Interesting article below by Dani Garavelli from Scotland on Sunday, entitled "Lacking Dutch Courage". I will be charitable and assume from the use of past tense that Dani no longer regards members of UKIP as wild eyed oddballs. The really telling paragraph however comes right at the end. With the sentiments in this last paragraph I agree 100%
IT'S weird and somewhat unsettling to find yourself allied with members of UKIP you previously regarded as wild-eyed oddballs, and with Tory peers whose very existence you disapprove of. And it is bewildering to feel the need to rally to the defence of as distasteful a figure as Geert Wilders. But convictions are convictions, no matter how odious the personalities of those who set out to test the limits of them. And freedom of speech is one of those convictions that go to the very heart of what it used to mean to be British. This is something the Government seems to have overlooked in its eagerness to get the rabble-rousing Dutch MP off its soil before his anti-Islamic opinions stirred up religious division in a country already riven by them.
Far from highlighting its liberal credentials, the way it capitulated in the face of a prospective Muslim backlash showed how far the country has travelled since the publication of Salman Rushdie's The Satanic Verses in 1988 prompted Iran to issue a fatwa against him. Back then, the Government of the day was prepared to break diplomatic relations with a foreign power to protect the rights of individuals to insult religions. This Government doesn't even have the gumption to take on a handful of extremists within its own borders.
It isn't as if the pendulum has swung that far since the Rushdie affair – that where once we sought to protect the rights of people to offend, we now protect the rights of people not to be offended. If that were the case, buses wouldn't be allowed to carry slogans saying: "There's probably no God. Now stop worrying and enjoy your life"; and everything from the plaster cast of Christ with an erection exhibited last year in Newcastle's Baltic Vaults, to Jerry Springer: the Opera would be banned.
Thank goodness they're not. After all, religious arrogance ought to be challenged and the world would be a lot less vibrant place if it weren't for the clash of ideologies, even when the differences are expressed in intemperate language.
I have no problem with comedians, humanists or politicians having a go at clergymen who oppose gay rights, abortion or the ordination of women.
But it is strange to live in a country where Christian sensitivities are ridiculed, while Islamic ones are pandered to; a country where the right of Orangemen to walk through Catholic heartlands (and Catholics to march through Protestant ones) is defended to the death, but an elected member of a friendly country who has been invited to the UK by members of the House of Lords can be thrown out for voicing his controversial opinions.
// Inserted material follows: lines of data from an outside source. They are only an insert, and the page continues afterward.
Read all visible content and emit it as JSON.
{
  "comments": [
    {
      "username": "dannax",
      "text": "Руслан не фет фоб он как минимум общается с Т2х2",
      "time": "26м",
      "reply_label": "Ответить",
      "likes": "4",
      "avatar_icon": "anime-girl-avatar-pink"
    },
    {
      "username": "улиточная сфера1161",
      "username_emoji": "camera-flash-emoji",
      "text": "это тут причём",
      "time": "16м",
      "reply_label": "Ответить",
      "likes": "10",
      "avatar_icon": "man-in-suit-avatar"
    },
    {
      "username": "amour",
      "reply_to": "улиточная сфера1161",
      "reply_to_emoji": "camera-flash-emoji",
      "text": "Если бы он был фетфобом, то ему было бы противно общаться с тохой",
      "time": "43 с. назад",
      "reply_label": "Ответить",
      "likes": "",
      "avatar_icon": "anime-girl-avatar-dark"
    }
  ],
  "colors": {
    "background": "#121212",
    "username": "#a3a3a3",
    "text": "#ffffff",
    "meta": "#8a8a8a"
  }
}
But then the very showy ejection of Wilders was not motivated by a desire to protect religious freedoms, it was motivated by the fear of those who do not accept that with democracy comes the right to comment, criticise and lampoon.
It mattered not that turning the Dutch MP back guaranteed his 17-minute film Fitna would be seen by three million people – via YouTube – rather than a handful of peers, because the point was not to stop the dissemination of his opinions, so much as to underline Labour's disapproval of them.
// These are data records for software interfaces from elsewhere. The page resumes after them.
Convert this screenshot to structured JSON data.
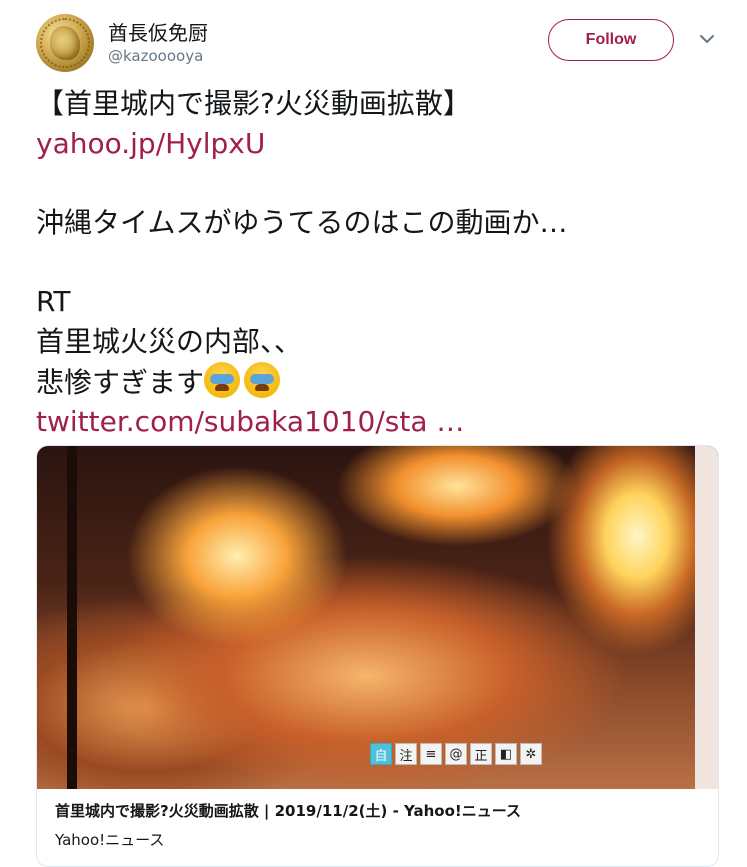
{
  "user": {
    "display_name": "酋長仮免厨",
    "handle": "@kazooooya"
  },
  "actions": {
    "follow_label": "Follow",
    "more_icon": "chevron-down-icon"
  },
  "tweet": {
    "line1": "【首里城内で撮影?火災動画拡散】",
    "link1": "yahoo.jp/HylpxU",
    "line3": "沖縄タイムスがゆうてるのはこの動画か…",
    "line4": " RT",
    "line5": "首里城火災の内部、、",
    "line6": "悲惨すぎます",
    "emoji": "loudly-crying-face",
    "link2": "twitter.com/subaka1010/sta …"
  },
  "card": {
    "title": "首里城内で撮影?火災動画拡散 | 2019/11/2(土) - Yahoo!ニュース",
    "source": "Yahoo!ニュース",
    "toolbar": [
      "自",
      "注",
      "≡",
      "@",
      "正",
      "◧",
      "✲"
    ]
  },
  "colors": {
    "accent": "#a0204c",
    "muted": "#657786"
  }
}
Admittedly, Wilders made it easy for them by being so loudly provocative. Demanding freedom of speech for yourself, while calling for the Koran to be banned, is both unpleasant and intellectually unsustainable. And anyone who has ever said, "I believe we have become too tolerant of the intolerant" virtually invites the response "OK, then, get lost."
I don't like the way Wilders chose to make his film; interspersing images of terrorist atrocities with lines from the holy book of Islam was gratuitously emotive. I believe he should do more to distinguish between the minority of fundamentalists who support the jihad, and the more moderate believers who make up the majority of Muslims across the globe.
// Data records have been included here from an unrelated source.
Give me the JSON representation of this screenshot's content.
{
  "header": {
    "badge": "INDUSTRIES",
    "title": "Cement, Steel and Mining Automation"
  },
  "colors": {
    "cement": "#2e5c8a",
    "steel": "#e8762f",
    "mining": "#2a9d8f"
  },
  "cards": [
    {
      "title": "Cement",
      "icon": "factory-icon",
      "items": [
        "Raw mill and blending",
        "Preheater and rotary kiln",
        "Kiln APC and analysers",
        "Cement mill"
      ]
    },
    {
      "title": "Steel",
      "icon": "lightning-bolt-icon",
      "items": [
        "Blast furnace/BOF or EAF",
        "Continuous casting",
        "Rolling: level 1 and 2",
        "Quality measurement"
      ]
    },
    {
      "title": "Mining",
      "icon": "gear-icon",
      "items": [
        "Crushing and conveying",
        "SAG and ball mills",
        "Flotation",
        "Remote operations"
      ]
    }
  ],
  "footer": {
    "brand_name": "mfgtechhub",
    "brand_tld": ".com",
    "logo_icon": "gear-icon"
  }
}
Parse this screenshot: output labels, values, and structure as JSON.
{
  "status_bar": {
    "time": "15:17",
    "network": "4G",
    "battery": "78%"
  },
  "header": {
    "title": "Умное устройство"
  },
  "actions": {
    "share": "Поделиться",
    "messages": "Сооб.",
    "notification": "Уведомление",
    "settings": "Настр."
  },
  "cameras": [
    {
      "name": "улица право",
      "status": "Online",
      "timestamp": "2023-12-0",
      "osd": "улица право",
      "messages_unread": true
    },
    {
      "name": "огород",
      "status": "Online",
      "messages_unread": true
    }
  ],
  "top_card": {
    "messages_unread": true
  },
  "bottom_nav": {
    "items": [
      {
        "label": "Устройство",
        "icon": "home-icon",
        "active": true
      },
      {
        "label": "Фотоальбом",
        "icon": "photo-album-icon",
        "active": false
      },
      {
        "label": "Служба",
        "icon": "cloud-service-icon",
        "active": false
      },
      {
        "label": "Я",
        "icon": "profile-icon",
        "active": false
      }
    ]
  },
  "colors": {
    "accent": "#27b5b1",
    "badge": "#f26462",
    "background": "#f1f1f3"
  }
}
And of course I think his call to halt Muslim immigration and ban the building of mosques and Islamic schools is repellent. But I do think other people need to distinguish between the expression of hostility towards a particular religion and inciting hatred of individual followers.
Yes, Wilders is clearly less than enamoured with Islam: just as Donald Findlay is less than enamoured with Catholicism; and Richard Dawkins is less than enamoured with all religion. And, just like them, he uses rhetoric which is often scathing and contemptuous. But is his central premise – that verses from the Koran have been used to justify acts of terrorism – really so outlandish? Or does portraying him as a bigoted madman just obviate our responsibility to take this difficult issue on board? And doesn't the fact that Gordon Brown appears to be so scared of engaging in any kind of debate on Islamic fundamentalism almost prove his point: that our civil liberties are being jeopardised by those who think the answer to having their beliefs challenged is to threaten civil disorder?
Personally, I think that's a legitimate topic for debate amongst Islamic as well as indigenous communities. But even if I didn't, I would think Wilders should be allowed to speak.
One thing that particularly perturbs me about this whole affair is Liberty's deafening silence. Why has Shami Chakrabarti, so strong and articulate when it comes to the torture of inmates at Guantanamo Bay, not spoken out on an issue which is central to her cause? It strikes me it may be because increasingly freedom of speech in this country means the right of those who belong to the liberal consensus to castigate, satirise and offend those who oppose it. And that's no freedom of speech at all.